Already forced to go with backup QB Chris Streveler, O'Shea has a big decision to make on a replacement for Harris as the club prepares for the Roughriders on successive weekends. Johnny Augustine, who hails from Welland, Ont., is next in line on the roster; the club also has Minnesota product John Santiago on the practice roster.
The Blue Bombers return to the practice field Wednesday.
"I'm very confident in our depth. I'm very confident in our guys. And not just the depth on our team (but) the willingness of everybody on our team to step up for their teammates," said O'Shea. "When a new guy gets an opportunity, no matter how he gets the opportunity, our guys around him seem to really rally to make sure they get an easy ride."

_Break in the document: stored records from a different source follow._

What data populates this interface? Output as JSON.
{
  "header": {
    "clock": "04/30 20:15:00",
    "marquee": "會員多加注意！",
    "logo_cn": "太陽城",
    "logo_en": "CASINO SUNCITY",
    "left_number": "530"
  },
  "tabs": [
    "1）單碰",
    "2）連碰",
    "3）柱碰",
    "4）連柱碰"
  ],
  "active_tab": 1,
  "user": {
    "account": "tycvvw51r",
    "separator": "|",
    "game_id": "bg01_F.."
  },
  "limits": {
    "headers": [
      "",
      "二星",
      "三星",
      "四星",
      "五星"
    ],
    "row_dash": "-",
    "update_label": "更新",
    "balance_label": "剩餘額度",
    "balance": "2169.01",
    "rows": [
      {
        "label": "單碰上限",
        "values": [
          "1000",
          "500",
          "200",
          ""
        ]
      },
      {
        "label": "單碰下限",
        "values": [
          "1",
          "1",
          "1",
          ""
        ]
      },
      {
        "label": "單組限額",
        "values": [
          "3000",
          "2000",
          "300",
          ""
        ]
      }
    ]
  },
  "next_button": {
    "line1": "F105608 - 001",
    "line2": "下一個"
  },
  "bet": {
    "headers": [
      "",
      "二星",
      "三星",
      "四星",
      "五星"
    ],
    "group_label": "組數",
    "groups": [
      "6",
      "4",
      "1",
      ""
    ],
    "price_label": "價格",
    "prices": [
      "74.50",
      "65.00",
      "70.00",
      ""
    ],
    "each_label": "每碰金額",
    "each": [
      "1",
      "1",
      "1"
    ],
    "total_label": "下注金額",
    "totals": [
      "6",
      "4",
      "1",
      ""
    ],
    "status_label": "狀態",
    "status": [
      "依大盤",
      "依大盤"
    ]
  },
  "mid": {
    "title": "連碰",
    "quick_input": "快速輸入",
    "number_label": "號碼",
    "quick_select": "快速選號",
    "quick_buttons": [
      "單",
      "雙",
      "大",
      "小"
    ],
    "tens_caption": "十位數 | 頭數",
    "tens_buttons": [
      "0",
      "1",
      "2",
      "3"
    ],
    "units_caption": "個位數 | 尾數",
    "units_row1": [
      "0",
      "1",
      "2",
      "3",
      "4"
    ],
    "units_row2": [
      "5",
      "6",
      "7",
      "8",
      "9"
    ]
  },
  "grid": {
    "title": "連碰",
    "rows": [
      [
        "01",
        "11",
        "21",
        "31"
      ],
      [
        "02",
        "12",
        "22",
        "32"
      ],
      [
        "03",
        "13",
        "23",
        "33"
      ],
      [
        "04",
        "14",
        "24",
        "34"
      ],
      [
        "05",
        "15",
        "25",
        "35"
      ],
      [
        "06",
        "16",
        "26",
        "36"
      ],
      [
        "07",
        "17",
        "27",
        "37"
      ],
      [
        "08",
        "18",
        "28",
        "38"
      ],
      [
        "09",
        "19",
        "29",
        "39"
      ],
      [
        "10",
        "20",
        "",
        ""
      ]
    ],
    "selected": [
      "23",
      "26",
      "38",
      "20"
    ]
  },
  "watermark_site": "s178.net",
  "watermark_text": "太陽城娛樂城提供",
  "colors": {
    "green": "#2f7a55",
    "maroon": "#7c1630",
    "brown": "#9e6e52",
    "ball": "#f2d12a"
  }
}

He said Harris will practice and attend all team meetings, despite the fact he can't be anywhere near the group on game days.
"Most guys, when a situation happens through injury or something like this, I damn near force them to be with the team. Because that's what they need. They need the support of their teammates. Andrew's no different," said O'Shea. "I want him around, surrounded by his teammates, guys that care about him and believe in him."
Meanwhile, club president and CEO Wade Miller said the team co-operated fully with the league’s investigation and supports the ruling.
"The Winnipeg Blue Bombers fully support the CFL’s policy on performance-enhancing drugs and have fully co-operated with the CFL in regard to this matter," he said, in a statement.
"The Winnipeg Football Club also supports Andrew Harris through this extremely difficult and unfortunate situation. We look forward to Andrew rejoining us on the field for game days following the bye week."
Assistant sports editor
Jason Bell wanted to be a lawyer when he was a kid. The movie The Paper Chase got him hooked on the idea of law school and, possibly, falling in love with someone exactly like Lindsay Wagner (before she went all bionic).